The fintech industry is known for being innovative and forward-thinking, so why is it proving such a struggle to fill vacancies? Part of the reason is that COVID has changed the recruitment landscape, with foreign workers no longer easily accessible, and domestic candidates seeking a work life balance that better supports their families, hobbies and interests.
Attracting fintech talent to vacancies often relies on headhunting known talent from competitors, with the promise of extra financial incentives, a better business culture or enhanced opportunities for career progression. This is an old fashioned approach and one that is being rapidly superseded.
The fintech talent that exists is not hiding. Whilst many are gainfully employed, others are searching for new opportunities and many more have yet to realise that a career in fintech is a suitable career path for them. There is an entire cohort of graduates with complementary qualifications who may not have considered a career in fintech. There are even more students who are still at school and although they demonstrate an aptitude for STEM subjects, they have not received the advice and guidance that they need to identify fintech as a potential career option. Supporting those in education is an important and often overlooked step in securing the future talent for this sector.

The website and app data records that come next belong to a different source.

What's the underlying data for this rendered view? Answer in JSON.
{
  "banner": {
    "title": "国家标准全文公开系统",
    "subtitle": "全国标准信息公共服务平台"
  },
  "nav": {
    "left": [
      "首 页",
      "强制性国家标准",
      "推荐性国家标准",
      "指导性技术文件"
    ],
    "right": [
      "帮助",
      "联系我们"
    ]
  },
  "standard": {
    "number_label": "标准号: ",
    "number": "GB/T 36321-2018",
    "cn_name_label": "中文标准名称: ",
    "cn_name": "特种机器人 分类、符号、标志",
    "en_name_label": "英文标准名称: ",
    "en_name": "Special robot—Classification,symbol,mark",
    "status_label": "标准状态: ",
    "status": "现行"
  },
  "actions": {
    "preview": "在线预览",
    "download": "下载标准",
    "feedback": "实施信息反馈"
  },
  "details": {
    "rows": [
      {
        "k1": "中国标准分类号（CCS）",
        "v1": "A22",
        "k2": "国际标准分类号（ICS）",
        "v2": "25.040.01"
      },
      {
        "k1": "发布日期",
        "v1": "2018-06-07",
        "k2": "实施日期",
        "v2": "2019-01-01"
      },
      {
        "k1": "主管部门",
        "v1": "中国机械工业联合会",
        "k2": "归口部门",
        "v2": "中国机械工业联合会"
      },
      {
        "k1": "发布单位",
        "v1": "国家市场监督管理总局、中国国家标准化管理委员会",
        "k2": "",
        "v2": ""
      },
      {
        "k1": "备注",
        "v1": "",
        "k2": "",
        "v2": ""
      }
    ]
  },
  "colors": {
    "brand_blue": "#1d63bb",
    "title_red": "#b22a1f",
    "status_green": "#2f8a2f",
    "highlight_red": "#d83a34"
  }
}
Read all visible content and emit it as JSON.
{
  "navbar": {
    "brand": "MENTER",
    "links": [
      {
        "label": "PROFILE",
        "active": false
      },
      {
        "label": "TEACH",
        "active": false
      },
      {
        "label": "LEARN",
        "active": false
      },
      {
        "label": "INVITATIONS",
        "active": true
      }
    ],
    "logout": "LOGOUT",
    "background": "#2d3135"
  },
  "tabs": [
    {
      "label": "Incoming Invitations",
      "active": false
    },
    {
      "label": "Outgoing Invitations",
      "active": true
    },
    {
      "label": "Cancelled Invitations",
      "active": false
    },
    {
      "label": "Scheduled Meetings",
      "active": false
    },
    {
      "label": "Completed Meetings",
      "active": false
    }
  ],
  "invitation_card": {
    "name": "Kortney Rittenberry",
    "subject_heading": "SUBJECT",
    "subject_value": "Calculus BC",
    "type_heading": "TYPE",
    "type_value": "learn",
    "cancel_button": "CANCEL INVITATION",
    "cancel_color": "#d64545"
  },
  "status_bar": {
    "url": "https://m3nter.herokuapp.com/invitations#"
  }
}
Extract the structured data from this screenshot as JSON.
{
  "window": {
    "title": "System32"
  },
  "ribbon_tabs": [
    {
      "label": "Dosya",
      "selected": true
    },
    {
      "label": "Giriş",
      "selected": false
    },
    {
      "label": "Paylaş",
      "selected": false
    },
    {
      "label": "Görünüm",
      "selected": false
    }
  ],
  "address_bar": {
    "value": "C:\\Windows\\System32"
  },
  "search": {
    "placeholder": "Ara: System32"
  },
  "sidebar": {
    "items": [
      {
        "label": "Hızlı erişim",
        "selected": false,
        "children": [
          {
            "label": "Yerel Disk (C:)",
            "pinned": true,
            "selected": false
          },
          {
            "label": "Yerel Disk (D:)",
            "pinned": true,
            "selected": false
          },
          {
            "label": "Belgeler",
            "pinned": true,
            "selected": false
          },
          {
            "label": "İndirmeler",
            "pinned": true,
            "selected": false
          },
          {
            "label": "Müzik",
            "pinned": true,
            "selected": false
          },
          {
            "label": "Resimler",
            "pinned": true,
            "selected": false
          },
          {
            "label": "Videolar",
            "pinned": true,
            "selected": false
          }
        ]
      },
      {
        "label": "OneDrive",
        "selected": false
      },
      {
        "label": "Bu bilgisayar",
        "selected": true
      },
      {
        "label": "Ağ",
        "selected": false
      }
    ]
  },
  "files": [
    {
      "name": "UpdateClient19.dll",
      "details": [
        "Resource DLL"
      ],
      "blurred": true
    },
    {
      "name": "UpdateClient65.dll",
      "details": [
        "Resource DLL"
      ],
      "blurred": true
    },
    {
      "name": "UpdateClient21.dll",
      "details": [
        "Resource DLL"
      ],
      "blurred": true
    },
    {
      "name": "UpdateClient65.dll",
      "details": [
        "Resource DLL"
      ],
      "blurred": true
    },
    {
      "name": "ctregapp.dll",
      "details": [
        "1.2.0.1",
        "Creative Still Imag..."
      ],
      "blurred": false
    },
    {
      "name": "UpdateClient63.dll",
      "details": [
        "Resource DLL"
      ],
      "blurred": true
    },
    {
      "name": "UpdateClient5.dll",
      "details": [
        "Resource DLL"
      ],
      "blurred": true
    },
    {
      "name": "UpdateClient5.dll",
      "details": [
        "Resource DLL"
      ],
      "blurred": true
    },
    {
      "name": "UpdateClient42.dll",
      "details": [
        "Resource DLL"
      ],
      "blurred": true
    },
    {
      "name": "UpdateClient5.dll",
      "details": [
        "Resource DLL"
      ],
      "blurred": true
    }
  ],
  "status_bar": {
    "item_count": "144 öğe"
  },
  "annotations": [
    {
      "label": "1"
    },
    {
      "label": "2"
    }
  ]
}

To recruit into existing vacancies, it's essential to first understand what obstacles exist and identify ways of overcoming them. The first thing to consider is the gender balance within the fintech industry. A report by Deloitte  highlights that women make up less than 30% of the fintech workforce. Clearly, attracting more female candidates to roles in the industry will help to balance the statistics, in addition to filling vital vacancies.
There is another, more pressing reason why attracting women to the industry is essential. To successfully implement AI and machine learning software, both of which are widely acknowledged as the future of the industry, employees with high levels of emotional intelligence will be required to ensure that this move is made without jeopardising the confidence of investors and customers alike. By embedding personnel with outstanding people skills as well as strong technical backgrounds into appropriate roles, trust will be built and maintained, easing the transformation process.
Fintech has a very low number of female founders and board members, so businesses should start by looking internally to address their recruitment issues. By offering upskilling and development opportunities to talented women in their existing workforce, firms can not only improve their retention rates but increase the diversity within their organisation at the same time, as women leaders act as a beacon to attract new female entrants to the business.
Fintech businesses need to consider their employer value proposition (EVP). Salary is no longer enough to attract and retain fintech talent. To convince graduates to consider fintech careers, it may be necessary to look across a broader range of industries, targeting those with relevant transferable skills and experience and offering them the compensation packages that will make a move worthwhile.
This may require supporting remote or hybrid working patterns, flexible, part time and job share roles, or financial compensation packages that can enable employees to be financially resilient throughout their working lives and right through to retirement. By building a culture of diversity, inclusivity and reward, fintech can maintain its place in the innovation leaderboard and continue to hire the talent that will help it to stay there.
For help in finding the top tier talent that your business needs, please contact Inspire  today. We have the tools, connections and experience to deliver the results that you need.